▶ EXERCISE:
Pull out every line in the data that has the string "icon" in it.

[Web page and app entries]
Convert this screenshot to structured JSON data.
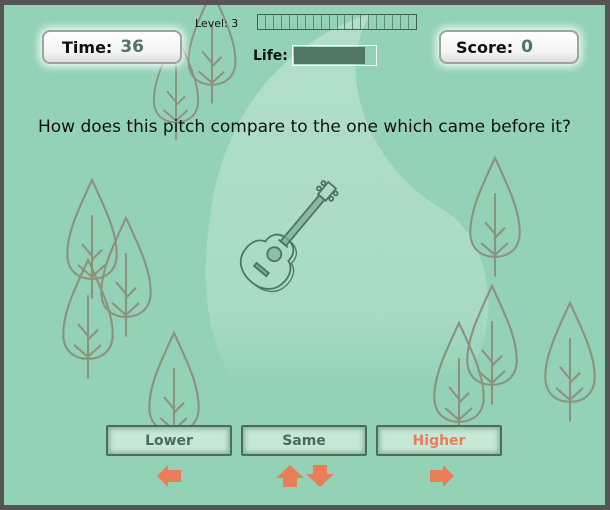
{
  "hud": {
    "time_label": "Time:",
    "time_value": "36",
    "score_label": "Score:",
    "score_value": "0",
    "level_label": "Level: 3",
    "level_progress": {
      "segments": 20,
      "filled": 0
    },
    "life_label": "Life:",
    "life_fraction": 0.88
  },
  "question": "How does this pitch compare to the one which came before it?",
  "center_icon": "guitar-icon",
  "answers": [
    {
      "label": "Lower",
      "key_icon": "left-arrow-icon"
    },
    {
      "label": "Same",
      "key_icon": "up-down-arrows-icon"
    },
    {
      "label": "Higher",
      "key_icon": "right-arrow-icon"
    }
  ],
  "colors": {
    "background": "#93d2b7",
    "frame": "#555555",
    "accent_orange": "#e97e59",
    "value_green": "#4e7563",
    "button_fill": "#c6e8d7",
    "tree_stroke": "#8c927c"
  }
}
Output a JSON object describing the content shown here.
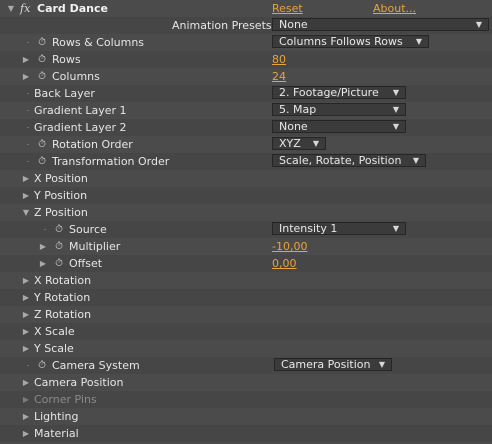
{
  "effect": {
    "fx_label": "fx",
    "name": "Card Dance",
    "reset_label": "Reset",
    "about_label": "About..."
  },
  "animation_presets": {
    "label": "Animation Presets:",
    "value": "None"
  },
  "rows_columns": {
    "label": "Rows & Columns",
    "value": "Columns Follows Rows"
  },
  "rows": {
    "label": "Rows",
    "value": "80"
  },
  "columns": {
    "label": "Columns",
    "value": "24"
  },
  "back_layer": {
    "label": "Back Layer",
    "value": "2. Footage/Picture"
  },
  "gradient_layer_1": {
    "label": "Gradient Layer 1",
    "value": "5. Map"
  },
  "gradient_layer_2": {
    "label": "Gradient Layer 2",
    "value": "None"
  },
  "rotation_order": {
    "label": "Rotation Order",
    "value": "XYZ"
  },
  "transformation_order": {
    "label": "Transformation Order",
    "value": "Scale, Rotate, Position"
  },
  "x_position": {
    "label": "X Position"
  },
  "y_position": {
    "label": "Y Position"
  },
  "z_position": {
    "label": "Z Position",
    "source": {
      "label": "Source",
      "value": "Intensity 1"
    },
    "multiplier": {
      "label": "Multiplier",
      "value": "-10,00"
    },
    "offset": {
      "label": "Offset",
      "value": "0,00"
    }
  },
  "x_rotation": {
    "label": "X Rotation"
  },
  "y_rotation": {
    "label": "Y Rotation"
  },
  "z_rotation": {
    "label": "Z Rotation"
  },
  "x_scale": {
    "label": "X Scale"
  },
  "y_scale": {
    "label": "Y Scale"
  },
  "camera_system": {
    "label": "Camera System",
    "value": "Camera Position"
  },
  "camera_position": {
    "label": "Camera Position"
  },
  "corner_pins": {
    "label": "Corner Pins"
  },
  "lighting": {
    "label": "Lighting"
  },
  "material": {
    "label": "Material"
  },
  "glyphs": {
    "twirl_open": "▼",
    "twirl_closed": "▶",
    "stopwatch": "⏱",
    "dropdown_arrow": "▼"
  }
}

▶ OUTPUT FOR THIS EXERCISE:
  "center_icon": "guitar-icon",
      "key_icon": "left-arrow-icon"
      "key_icon": "up-down-arrows-icon"
      "key_icon": "right-arrow-icon"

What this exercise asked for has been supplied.